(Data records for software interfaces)
————————

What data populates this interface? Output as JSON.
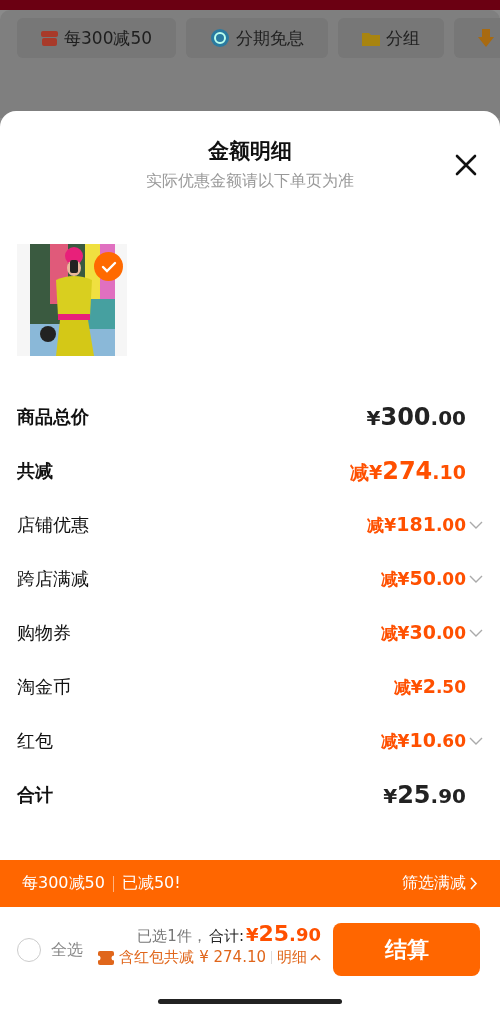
{
  "background": {
    "chips": [
      {
        "label": "每300减50",
        "kind": "gift"
      },
      {
        "label": "分期免息",
        "kind": "clock"
      },
      {
        "label": "分组",
        "kind": "folder"
      },
      {
        "kind": "download"
      }
    ]
  },
  "sheet": {
    "title": "金额明细",
    "subtitle": "实际优惠金额请以下单页为准",
    "product": {
      "kind": "picture",
      "checked": true
    },
    "rows": [
      {
        "label": "商品总价",
        "kind": "total",
        "prefix": "",
        "currency": "¥",
        "main": "300",
        "decimal": ".00",
        "expandable": false
      },
      {
        "label": "共减",
        "kind": "discount-total",
        "prefix": "减",
        "currency": "¥",
        "main": "274",
        "decimal": ".10",
        "expandable": false
      },
      {
        "label": "店铺优惠",
        "kind": "discount",
        "prefix": "减",
        "currency": "¥",
        "main": "181",
        "decimal": ".00",
        "expandable": true
      },
      {
        "label": "跨店满减",
        "kind": "discount",
        "prefix": "减",
        "currency": "¥",
        "main": "50",
        "decimal": ".00",
        "expandable": true
      },
      {
        "label": "购物券",
        "kind": "discount",
        "prefix": "减",
        "currency": "¥",
        "main": "30",
        "decimal": ".00",
        "expandable": true
      },
      {
        "label": "淘金币",
        "kind": "discount",
        "prefix": "减",
        "currency": "¥",
        "main": "2",
        "decimal": ".50",
        "expandable": false
      },
      {
        "label": "红包",
        "kind": "discount",
        "prefix": "减",
        "currency": "¥",
        "main": "10",
        "decimal": ".60",
        "expandable": true
      },
      {
        "label": "合计",
        "kind": "total",
        "prefix": "",
        "currency": "¥",
        "main": "25",
        "decimal": ".90",
        "expandable": false
      }
    ]
  },
  "promo_bar": {
    "rule": "每300减50",
    "status": "已减50!",
    "link": "筛选满减"
  },
  "footer": {
    "select_all": {
      "label": "全选",
      "checked": false
    },
    "selected_count": "已选1件，",
    "total_label": "合计:",
    "total_currency": "¥",
    "total_main": "25",
    "total_decimal": ".90",
    "savings": "含红包共减 ¥ 274.10",
    "detail_link": "明细",
    "checkout": "结算"
  }
}
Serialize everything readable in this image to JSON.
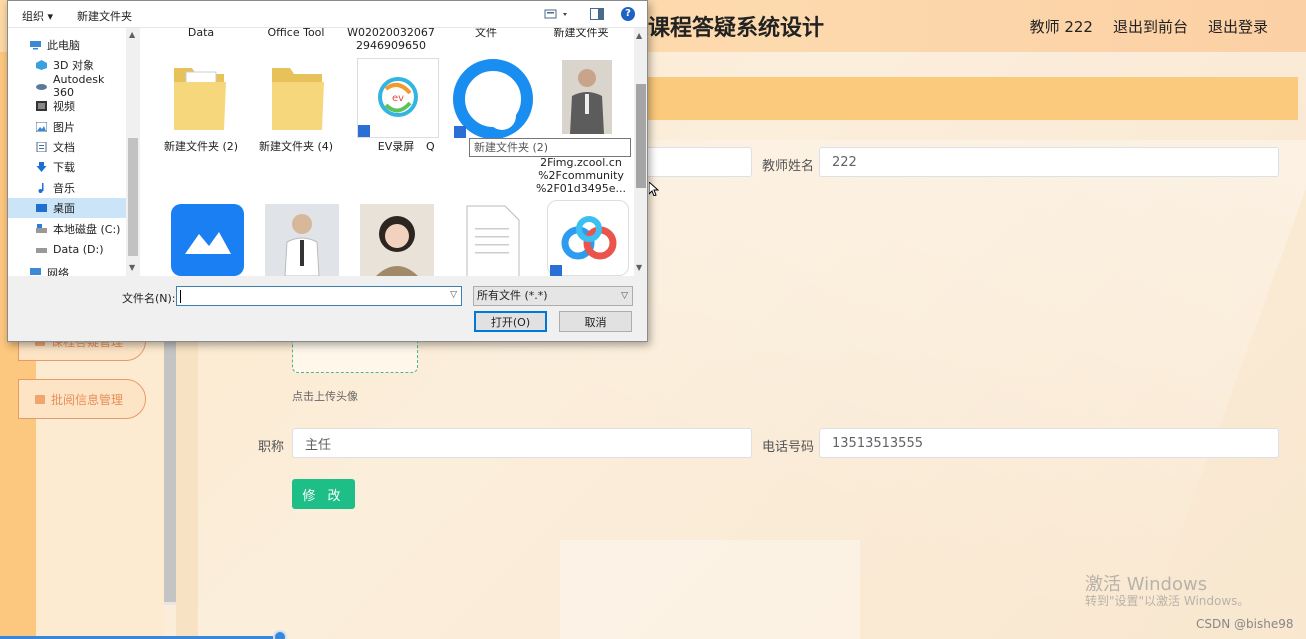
{
  "app": {
    "title": "课程答疑系统设计",
    "nav": {
      "teacher": "教师 222",
      "to_front": "退出到前台",
      "logout": "退出登录"
    },
    "sidebar": {
      "item1": "课程答疑管理",
      "item2": "批阅信息管理"
    },
    "form": {
      "teacher_name_label": "教师姓名",
      "teacher_name_value": "222",
      "title_label": "职称",
      "title_value": "主任",
      "phone_label": "电话号码",
      "phone_value": "13513513555",
      "avatar_hint": "点击上传头像",
      "submit_label": "修 改"
    },
    "watermark": {
      "line1": "激活 Windows",
      "line2": "转到\"设置\"以激活 Windows。"
    },
    "csdn": "CSDN @bishe98"
  },
  "dialog": {
    "toolbar": {
      "organize": "组织 ▾",
      "new_folder": "新建文件夹"
    },
    "nav_items": [
      {
        "label": "此电脑",
        "icon": "computer-icon"
      },
      {
        "label": "3D 对象",
        "icon": "cube-icon"
      },
      {
        "label": "Autodesk 360",
        "icon": "cloud-icon"
      },
      {
        "label": "视频",
        "icon": "video-icon"
      },
      {
        "label": "图片",
        "icon": "picture-icon"
      },
      {
        "label": "文档",
        "icon": "document-icon"
      },
      {
        "label": "下载",
        "icon": "download-icon"
      },
      {
        "label": "音乐",
        "icon": "music-icon"
      },
      {
        "label": "桌面",
        "icon": "desktop-icon"
      },
      {
        "label": "本地磁盘 (C:)",
        "icon": "drive-icon"
      },
      {
        "label": "Data (D:)",
        "icon": "drive-icon"
      },
      {
        "label": "网络",
        "icon": "network-icon"
      }
    ],
    "top_labels": [
      "Data",
      "Office Tool",
      "W02020032067\n2946909650",
      "文件",
      "新建文件夹"
    ],
    "files_row1": [
      {
        "label": "新建文件夹 (2)",
        "icon": "folder-icon"
      },
      {
        "label": "新建文件夹 (4)",
        "icon": "folder-icon"
      },
      {
        "label": "EV录屏",
        "icon": "ev-recorder-icon"
      },
      {
        "label": "Q",
        "icon": "browser-icon"
      },
      {
        "label": "2Fimg.zcool.cn\n%2Fcommunity\n%2F01d3495e...",
        "icon": "photo-icon"
      }
    ],
    "files_row2_icons": [
      "meeting-app-icon",
      "photo-icon",
      "photo-icon",
      "document-icon",
      "baidu-netdisk-icon"
    ],
    "tooltip": "新建文件夹 (2)",
    "filename_label": "文件名(N):",
    "filename_value": "",
    "filetype": "所有文件 (*.*)",
    "open_label": "打开(O)",
    "cancel_label": "取消"
  }
}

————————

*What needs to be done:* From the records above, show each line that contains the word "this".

*Response to the task:*
What data populates this interface? Output as JSON.
Serialize everything readable in this image to JSON.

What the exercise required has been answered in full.